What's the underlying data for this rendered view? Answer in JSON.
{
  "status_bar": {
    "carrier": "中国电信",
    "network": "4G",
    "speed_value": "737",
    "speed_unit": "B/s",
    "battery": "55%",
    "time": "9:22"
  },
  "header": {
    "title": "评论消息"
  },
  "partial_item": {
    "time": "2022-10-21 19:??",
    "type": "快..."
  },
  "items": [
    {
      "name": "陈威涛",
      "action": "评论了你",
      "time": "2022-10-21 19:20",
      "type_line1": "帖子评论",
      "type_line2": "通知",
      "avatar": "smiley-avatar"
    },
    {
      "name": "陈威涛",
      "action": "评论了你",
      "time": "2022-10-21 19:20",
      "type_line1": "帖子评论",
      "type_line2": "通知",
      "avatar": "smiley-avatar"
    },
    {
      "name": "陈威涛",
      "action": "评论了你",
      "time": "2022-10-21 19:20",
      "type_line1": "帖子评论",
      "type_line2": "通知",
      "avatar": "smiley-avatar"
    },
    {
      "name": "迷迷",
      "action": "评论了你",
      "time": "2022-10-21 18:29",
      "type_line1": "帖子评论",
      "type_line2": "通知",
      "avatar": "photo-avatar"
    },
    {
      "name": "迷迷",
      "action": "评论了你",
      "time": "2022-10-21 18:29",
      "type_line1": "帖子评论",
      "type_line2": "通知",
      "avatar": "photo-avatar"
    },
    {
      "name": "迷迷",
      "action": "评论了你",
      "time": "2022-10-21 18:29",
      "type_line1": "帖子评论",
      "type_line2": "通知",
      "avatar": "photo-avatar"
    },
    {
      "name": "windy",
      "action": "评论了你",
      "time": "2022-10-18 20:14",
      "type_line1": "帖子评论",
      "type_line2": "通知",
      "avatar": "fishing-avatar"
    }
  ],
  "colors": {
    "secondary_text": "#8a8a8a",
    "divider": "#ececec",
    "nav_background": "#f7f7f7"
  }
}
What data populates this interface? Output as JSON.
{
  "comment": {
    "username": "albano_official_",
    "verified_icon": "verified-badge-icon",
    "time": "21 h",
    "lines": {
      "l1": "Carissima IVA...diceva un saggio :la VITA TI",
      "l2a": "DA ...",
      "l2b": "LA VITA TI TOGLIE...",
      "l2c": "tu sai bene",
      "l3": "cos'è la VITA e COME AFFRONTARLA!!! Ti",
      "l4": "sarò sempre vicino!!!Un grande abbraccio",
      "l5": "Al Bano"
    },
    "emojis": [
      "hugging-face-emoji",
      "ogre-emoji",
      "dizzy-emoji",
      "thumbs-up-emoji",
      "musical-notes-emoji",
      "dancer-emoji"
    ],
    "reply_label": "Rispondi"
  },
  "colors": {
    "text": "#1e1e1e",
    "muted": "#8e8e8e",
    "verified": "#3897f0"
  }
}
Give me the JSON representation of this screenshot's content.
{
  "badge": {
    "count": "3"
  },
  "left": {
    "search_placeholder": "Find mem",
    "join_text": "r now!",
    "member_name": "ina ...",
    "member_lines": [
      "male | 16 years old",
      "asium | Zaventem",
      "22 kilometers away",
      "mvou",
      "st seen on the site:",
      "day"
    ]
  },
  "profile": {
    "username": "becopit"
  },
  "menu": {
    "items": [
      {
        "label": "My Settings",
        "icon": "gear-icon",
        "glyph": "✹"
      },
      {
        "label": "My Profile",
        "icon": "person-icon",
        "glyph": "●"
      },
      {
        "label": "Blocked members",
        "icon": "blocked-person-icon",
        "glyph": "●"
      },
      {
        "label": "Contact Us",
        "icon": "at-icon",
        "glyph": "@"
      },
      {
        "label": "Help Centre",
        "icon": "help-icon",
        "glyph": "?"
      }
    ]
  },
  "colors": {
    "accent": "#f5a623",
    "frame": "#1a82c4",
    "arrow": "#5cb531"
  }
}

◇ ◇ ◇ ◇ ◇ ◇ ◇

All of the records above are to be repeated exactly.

What's the underlying data for this rendered view? Answer in JSON.
{
  "status_bar": {
    "carrier": "中国电信",
    "network": "4G",
    "speed_value": "737",
    "speed_unit": "B/s",
    "battery": "55%",
    "time": "9:22"
  },
  "header": {
    "title": "评论消息"
  },
  "partial_item": {
    "time": "2022-10-21 19:??",
    "type": "快..."
  },
  "items": [
    {
      "name": "陈威涛",
      "action": "评论了你",
      "time": "2022-10-21 19:20",
      "type_line1": "帖子评论",
      "type_line2": "通知",
      "avatar": "smiley-avatar"
    },
    {
      "name": "陈威涛",
      "action": "评论了你",
      "time": "2022-10-21 19:20",
      "type_line1": "帖子评论",
      "type_line2": "通知",
      "avatar": "smiley-avatar"
    },
    {
      "name": "陈威涛",
      "action": "评论了你",
      "time": "2022-10-21 19:20",
      "type_line1": "帖子评论",
      "type_line2": "通知",
      "avatar": "smiley-avatar"
    },
    {
      "name": "迷迷",
      "action": "评论了你",
      "time": "2022-10-21 18:29",
      "type_line1": "帖子评论",
      "type_line2": "通知",
      "avatar": "photo-avatar"
    },
    {
      "name": "迷迷",
      "action": "评论了你",
      "time": "2022-10-21 18:29",
      "type_line1": "帖子评论",
      "type_line2": "通知",
      "avatar": "photo-avatar"
    },
    {
      "name": "迷迷",
      "action": "评论了你",
      "time": "2022-10-21 18:29",
      "type_line1": "帖子评论",
      "type_line2": "通知",
      "avatar": "photo-avatar"
    },
    {
      "name": "windy",
      "action": "评论了你",
      "time": "2022-10-18 20:14",
      "type_line1": "帖子评论",
      "type_line2": "通知",
      "avatar": "fishing-avatar"
    }
  ],
  "colors": {
    "secondary_text": "#8a8a8a",
    "divider": "#ececec",
    "nav_background": "#f7f7f7"
  }
}
What data populates this interface? Output as JSON.
{
  "comment": {
    "username": "albano_official_",
    "verified_icon": "verified-badge-icon",
    "time": "21 h",
    "lines": {
      "l1": "Carissima IVA...diceva un saggio :la VITA TI",
      "l2a": "DA ...",
      "l2b": "LA VITA TI TOGLIE...",
      "l2c": "tu sai bene",
      "l3": "cos'è la VITA e COME AFFRONTARLA!!! Ti",
      "l4": "sarò sempre vicino!!!Un grande abbraccio",
      "l5": "Al Bano"
    },
    "emojis": [
      "hugging-face-emoji",
      "ogre-emoji",
      "dizzy-emoji",
      "thumbs-up-emoji",
      "musical-notes-emoji",
      "dancer-emoji"
    ],
    "reply_label": "Rispondi"
  },
  "colors": {
    "text": "#1e1e1e",
    "muted": "#8e8e8e",
    "verified": "#3897f0"
  }
}
Give me the JSON representation of this screenshot's content.
{
  "badge": {
    "count": "3"
  },
  "left": {
    "search_placeholder": "Find mem",
    "join_text": "r now!",
    "member_name": "ina ...",
    "member_lines": [
      "male | 16 years old",
      "asium | Zaventem",
      "22 kilometers away",
      "mvou",
      "st seen on the site:",
      "day"
    ]
  },
  "profile": {
    "username": "becopit"
  },
  "menu": {
    "items": [
      {
        "label": "My Settings",
        "icon": "gear-icon",
        "glyph": "✹"
      },
      {
        "label": "My Profile",
        "icon": "person-icon",
        "glyph": "●"
      },
      {
        "label": "Blocked members",
        "icon": "blocked-person-icon",
        "glyph": "●"
      },
      {
        "label": "Contact Us",
        "icon": "at-icon",
        "glyph": "@"
      },
      {
        "label": "Help Centre",
        "icon": "help-icon",
        "glyph": "?"
      }
    ]
  },
  "colors": {
    "accent": "#f5a623",
    "frame": "#1a82c4",
    "arrow": "#5cb531"
  }
}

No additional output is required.